Ron Howard had to have learned film-making discipline from his many years with Griffith.  Jim Nabors' career was launched and catapulted through Griffith's insistence that he was a star.  Don Knotts became a television icon when Griffith wisely stepped back to serve as Knotts straight man when he realized his sidekick was getting all the laughs.  

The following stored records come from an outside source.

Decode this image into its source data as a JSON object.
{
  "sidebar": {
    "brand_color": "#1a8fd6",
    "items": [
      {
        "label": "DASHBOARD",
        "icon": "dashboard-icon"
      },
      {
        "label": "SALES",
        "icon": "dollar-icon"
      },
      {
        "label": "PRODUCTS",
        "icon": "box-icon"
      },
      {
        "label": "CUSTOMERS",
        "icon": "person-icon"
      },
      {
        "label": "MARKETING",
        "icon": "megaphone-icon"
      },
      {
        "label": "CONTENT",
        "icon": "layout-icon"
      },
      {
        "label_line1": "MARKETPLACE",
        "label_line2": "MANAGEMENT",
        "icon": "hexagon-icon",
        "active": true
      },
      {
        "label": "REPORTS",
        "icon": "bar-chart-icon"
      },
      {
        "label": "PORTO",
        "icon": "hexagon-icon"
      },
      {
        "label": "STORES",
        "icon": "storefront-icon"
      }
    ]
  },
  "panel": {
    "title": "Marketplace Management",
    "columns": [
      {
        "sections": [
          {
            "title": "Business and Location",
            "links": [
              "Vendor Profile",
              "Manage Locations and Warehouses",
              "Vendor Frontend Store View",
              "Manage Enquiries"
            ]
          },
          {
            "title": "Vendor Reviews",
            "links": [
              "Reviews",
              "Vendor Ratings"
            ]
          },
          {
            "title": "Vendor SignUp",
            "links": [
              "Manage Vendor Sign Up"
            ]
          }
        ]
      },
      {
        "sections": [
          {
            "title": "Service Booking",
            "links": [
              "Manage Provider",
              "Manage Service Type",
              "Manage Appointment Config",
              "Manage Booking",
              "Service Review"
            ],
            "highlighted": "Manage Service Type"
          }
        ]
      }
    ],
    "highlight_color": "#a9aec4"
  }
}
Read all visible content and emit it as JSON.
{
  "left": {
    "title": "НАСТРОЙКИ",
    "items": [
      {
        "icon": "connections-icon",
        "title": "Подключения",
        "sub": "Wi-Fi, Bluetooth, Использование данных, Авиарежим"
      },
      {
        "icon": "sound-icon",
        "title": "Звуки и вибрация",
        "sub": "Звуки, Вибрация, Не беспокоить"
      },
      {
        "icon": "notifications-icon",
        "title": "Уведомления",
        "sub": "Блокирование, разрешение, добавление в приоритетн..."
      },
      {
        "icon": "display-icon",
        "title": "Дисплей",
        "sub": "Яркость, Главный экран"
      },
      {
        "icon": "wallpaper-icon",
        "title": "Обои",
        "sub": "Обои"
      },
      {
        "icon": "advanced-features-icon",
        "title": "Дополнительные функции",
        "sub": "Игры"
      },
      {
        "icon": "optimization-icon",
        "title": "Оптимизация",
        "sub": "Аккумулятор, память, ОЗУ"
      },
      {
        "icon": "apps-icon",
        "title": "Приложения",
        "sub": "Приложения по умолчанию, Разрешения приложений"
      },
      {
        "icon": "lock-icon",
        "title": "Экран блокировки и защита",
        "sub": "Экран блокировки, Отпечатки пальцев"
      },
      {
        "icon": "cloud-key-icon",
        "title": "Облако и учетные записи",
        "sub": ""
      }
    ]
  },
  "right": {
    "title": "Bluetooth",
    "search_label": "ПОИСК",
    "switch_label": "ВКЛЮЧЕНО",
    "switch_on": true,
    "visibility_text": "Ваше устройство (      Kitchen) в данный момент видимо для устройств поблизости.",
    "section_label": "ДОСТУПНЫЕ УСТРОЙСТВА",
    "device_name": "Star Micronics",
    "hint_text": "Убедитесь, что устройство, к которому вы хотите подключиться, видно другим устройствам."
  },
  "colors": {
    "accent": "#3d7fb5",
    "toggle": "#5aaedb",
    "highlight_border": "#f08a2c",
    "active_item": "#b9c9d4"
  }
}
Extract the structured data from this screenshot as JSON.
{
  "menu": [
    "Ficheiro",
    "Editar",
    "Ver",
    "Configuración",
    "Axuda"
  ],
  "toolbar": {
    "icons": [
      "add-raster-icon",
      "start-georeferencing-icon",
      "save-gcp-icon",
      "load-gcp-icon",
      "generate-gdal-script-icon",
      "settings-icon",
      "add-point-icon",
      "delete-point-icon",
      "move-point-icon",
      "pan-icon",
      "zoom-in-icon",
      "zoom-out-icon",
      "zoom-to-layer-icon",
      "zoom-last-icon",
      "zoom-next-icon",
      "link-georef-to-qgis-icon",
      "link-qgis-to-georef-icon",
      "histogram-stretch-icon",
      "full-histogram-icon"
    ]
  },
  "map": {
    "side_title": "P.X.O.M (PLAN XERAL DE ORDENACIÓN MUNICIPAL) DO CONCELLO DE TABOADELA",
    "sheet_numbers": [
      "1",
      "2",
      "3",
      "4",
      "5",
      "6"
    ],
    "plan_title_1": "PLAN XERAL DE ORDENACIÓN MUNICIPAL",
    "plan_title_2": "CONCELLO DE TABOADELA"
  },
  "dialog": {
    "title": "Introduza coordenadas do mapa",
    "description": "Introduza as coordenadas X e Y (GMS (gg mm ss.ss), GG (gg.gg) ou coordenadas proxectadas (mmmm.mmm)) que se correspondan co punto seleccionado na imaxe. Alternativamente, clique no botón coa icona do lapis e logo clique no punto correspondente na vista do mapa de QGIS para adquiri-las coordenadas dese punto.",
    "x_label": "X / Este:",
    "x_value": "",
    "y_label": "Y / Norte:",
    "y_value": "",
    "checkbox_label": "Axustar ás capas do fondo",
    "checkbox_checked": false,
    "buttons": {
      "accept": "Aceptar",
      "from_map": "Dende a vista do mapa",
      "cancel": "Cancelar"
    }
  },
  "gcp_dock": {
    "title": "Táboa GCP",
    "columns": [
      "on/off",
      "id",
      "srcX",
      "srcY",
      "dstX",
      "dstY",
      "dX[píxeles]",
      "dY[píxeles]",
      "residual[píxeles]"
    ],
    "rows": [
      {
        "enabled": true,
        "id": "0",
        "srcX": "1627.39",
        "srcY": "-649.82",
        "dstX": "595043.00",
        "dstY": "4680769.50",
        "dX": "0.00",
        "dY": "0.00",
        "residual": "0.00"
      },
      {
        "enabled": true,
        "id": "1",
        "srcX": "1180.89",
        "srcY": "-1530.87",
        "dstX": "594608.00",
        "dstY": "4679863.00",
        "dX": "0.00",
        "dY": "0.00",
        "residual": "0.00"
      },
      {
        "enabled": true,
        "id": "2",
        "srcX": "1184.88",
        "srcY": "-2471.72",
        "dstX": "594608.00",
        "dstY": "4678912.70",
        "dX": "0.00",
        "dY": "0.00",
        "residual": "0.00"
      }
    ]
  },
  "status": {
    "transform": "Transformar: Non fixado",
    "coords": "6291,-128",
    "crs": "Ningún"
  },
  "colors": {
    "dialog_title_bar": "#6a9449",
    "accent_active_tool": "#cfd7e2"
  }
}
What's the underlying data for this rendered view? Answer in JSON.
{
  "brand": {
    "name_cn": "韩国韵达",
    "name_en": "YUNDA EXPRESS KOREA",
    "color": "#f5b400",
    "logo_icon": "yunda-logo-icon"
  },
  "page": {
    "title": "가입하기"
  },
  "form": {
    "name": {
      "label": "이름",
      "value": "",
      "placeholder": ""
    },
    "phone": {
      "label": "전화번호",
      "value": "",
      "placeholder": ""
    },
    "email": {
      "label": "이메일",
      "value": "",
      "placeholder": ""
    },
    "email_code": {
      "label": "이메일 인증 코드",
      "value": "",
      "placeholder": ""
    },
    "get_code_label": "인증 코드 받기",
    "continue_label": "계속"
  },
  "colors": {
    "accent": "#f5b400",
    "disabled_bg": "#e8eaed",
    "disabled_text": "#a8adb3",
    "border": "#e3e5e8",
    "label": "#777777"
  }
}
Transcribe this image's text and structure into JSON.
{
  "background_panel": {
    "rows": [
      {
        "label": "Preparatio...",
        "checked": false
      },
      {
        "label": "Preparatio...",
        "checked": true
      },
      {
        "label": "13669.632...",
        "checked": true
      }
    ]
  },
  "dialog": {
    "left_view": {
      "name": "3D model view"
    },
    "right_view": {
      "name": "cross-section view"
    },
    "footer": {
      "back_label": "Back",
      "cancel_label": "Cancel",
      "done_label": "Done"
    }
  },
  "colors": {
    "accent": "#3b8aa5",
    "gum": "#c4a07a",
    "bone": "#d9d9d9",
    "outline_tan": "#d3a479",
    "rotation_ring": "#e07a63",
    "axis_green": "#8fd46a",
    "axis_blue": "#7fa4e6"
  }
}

Griffith simply knew how to make audiences happy.  His first television series--not really a sitcom, but rather more a subtle, sweet, episodic lesson in morality, friendship and understanding--ran from 1960 to 1968, when it morphed into MAYBERRY, R.F.D.  It made the mandatory transition from black and white to color in 1966.  Often, the storyline involved Howard, who played Sheriff Andy Taylor's son Opie, and who would invariably choose or be lured into doing something wrong--like sling-shooting a bird to death--and, in the final scene, would sit on the porch of the Mayberry house and learn right from wrong from Dad.  Griffith's Taylor, always gently firm, knew how to get his point across without hammering it home.  Whatever Opie learned, we learned.  And we tuned in the following week because we cared about the characters and believed in the truth the series evoked.  

The characters were memorable--Aunt Bee, Gomer Pyle, his cousin Goober, Floyd the barber (played by Howard McNear, who suffered a stroke after the first couple of seasons, was brought back by Griffith after he recovered, and was, if it's possible, funnier after the stroke than he was before it), Ernest T. Bass (the irrepressible Howard Morris) and so, so many others over the years.  Most unforgettable, of course, was Knotts' Barney Fife, possibly one of the five most iconic television characters in history.  There wasn't a second of Knotts' lunacy as the bumbling deputy that wasn't honestly rendered by the actor, who deservedly went on to win a slew of Emmys. 

It's difficult to pick a favorite episode of the over 200 produced, so I won't even try.  However, a favorite moment, which occurred many times in the life of the series, was the late-in-show porch sit with Andy, strumming softly on his guitar, harmonizing a hymn with Barney.  True, heartfelt, without embarrassment or apology, Griffith told his story.

Next time--Amos and Andy.  Yes.  That's what I said.